Connections that confuse

In my previous post I wrote aboutĀ using puns as nemonics. Drawing pupils attention to connections between words they understand and mathematical vocabulary is a useful tool for helping students remember technical terms. However a note of caution is also needed.

Many words have common English meanings and also precise mathematical definitions. This is a rich source of confusion for students who may for example think of a right angled triangle as ‘regular’ in the standard English definition though it is not mathematically a regular polygon. These misunderstandings can easily happen whether or not the teacher explicitly makes connections between the common word and the mathematical term, but teachers need to be aware of the danger of creating or cementing unhelpful connections. I think the best course of action is to connect technical terms to their non technical meanings and them spend time explicitly addressing the differences between technical and standard usage. In the case of ‘regular’ this could involve talking about shapes like right angled triangles and rectangles and explaining when they are mathematically regular.

Another issue to be aware of is that in exam questions technical terms can work as a cue, giving students a clue about what techniques the examiner would like to see. Students see common English words like ‘similar’ or ‘difference’ and can fail to interpret these as cues. Therefore it’s vital that students recognise these words as technical terms. One strategy is to ask students to underline technical terms in questions and ensure they are underlining words like ‘similar’ when they are being used with their mathematical meanings.

Puns as nemonics

I’ve talked in other posts about tricks forĀ learning to remember names. Here I’m going to explain how puns can help your students learn technical volcabulary or even formulas. The idea is to connect the new thing you want to learn with something you are already familiar with so that your brain has a way to relate to the new fact.

So perhaps you have a student who knows everything there is to know about pirates, but can’t remember the formula for the circumfrance of a circle.
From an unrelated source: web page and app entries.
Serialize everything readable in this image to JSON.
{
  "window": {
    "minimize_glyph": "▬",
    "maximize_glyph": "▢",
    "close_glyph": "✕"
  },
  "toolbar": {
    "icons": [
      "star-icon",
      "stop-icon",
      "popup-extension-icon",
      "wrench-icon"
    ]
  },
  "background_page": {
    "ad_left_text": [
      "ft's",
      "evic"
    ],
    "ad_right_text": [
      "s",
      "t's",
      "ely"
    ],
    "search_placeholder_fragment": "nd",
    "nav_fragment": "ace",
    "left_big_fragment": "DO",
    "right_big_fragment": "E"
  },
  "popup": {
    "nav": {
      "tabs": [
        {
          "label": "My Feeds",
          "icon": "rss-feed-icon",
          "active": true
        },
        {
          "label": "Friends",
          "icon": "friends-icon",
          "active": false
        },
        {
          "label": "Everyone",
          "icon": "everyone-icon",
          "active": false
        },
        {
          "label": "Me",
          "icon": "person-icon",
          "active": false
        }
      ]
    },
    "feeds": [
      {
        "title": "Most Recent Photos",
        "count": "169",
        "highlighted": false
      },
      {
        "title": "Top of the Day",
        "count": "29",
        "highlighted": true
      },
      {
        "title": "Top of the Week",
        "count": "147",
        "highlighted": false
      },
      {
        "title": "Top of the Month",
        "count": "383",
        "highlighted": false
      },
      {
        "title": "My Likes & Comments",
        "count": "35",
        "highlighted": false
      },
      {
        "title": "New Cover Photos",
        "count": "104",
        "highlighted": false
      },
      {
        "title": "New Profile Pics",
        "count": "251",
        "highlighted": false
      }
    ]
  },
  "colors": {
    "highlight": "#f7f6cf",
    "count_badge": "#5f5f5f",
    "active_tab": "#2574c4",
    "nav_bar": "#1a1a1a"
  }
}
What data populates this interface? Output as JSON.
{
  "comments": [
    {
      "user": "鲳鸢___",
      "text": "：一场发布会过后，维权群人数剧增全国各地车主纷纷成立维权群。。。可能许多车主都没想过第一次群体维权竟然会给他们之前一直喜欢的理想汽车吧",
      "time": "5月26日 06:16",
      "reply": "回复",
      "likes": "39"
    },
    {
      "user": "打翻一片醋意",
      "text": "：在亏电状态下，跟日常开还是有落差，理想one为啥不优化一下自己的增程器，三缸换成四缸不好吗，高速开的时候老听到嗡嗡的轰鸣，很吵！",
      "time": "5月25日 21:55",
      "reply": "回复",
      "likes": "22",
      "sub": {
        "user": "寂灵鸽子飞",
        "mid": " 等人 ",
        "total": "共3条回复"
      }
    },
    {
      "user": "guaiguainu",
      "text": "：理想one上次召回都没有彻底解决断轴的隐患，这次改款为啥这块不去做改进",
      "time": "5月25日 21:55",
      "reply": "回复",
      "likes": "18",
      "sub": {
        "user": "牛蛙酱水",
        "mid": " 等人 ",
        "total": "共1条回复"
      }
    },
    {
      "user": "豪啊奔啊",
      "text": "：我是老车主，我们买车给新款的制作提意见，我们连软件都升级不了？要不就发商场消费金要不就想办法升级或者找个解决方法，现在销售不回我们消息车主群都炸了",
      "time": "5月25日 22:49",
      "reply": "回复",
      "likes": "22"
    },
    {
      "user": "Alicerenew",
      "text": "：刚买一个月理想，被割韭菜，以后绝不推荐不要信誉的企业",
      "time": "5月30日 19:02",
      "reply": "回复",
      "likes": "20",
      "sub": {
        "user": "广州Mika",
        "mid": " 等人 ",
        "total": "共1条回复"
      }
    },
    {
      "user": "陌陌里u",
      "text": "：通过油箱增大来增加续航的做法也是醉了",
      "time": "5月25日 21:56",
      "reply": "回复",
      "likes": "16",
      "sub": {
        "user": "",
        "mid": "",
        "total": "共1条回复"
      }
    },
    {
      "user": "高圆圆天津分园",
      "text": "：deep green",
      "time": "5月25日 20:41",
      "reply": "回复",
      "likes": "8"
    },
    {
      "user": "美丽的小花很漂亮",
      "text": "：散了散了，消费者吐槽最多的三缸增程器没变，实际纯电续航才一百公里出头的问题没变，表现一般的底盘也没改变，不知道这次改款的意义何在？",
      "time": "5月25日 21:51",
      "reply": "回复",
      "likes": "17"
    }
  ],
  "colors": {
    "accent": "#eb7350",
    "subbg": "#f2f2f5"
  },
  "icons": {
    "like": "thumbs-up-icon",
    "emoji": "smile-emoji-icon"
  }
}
Help them connect what they know with what they need to learn with this joke. “What do pirates take to eat when they sail around the world? Two pies arrr!”

This is just one way to help students remember this formula. The best way to help them learn it us so give them as many different ways to remember it as possible, including pictures, arguments about units, proofs and puns. If students have multiple ways to connect to a fact they are more likely to understand it deeply and be able to apply it correctly in new situations.